== What is required ==
Keep every line in which "this" occurs and drop the rest of the data.

== Entries provided ==
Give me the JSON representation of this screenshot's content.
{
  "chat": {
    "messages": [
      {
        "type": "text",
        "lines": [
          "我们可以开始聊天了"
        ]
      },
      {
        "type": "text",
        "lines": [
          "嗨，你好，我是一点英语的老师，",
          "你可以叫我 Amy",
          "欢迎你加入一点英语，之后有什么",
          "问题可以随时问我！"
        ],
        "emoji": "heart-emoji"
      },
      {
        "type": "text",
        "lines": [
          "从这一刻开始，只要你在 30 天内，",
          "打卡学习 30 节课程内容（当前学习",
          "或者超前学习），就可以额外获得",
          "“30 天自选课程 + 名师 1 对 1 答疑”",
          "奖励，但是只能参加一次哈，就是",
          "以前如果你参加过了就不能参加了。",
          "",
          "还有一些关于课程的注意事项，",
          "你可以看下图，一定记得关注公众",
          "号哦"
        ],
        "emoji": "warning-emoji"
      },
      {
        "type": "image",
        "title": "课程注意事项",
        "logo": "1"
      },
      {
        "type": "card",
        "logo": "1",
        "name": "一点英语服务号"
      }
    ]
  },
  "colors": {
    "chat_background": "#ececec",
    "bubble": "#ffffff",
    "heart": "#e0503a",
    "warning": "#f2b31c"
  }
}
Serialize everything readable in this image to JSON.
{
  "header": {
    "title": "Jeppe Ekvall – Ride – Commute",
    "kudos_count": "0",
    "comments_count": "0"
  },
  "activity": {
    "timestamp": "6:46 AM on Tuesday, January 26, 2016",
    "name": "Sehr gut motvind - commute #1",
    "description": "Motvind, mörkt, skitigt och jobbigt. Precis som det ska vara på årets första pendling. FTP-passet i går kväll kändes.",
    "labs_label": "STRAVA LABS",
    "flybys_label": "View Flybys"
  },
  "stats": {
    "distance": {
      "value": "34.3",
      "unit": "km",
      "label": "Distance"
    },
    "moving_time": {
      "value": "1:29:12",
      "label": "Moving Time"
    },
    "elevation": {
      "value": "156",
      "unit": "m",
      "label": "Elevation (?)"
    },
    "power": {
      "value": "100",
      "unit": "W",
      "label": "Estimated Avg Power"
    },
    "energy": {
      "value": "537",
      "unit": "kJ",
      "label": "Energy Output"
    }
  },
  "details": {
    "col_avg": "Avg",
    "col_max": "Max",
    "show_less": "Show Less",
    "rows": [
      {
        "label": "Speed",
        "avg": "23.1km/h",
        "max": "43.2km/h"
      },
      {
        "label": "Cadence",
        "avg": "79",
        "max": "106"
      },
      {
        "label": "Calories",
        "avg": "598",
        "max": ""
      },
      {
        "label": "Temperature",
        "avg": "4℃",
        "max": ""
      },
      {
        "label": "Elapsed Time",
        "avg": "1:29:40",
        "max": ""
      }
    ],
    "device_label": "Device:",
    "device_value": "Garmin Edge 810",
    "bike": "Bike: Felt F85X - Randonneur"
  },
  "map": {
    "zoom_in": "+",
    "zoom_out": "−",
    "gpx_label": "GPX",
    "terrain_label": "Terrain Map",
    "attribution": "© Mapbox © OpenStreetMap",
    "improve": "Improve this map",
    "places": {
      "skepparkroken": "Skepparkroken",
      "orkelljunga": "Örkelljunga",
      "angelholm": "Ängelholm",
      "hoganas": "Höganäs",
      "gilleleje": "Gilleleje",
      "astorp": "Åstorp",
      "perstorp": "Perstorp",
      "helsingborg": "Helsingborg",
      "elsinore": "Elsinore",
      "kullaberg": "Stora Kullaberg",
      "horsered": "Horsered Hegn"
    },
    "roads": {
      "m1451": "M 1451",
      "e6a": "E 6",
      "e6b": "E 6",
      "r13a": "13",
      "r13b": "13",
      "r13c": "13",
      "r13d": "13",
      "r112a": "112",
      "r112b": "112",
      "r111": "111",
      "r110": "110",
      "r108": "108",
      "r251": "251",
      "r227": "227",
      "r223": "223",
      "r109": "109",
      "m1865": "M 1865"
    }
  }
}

== Task output ==
Give me the JSON representation of this screenshot's content.
Serialize everything readable in this image to JSON.
    "improve": "Improve this map",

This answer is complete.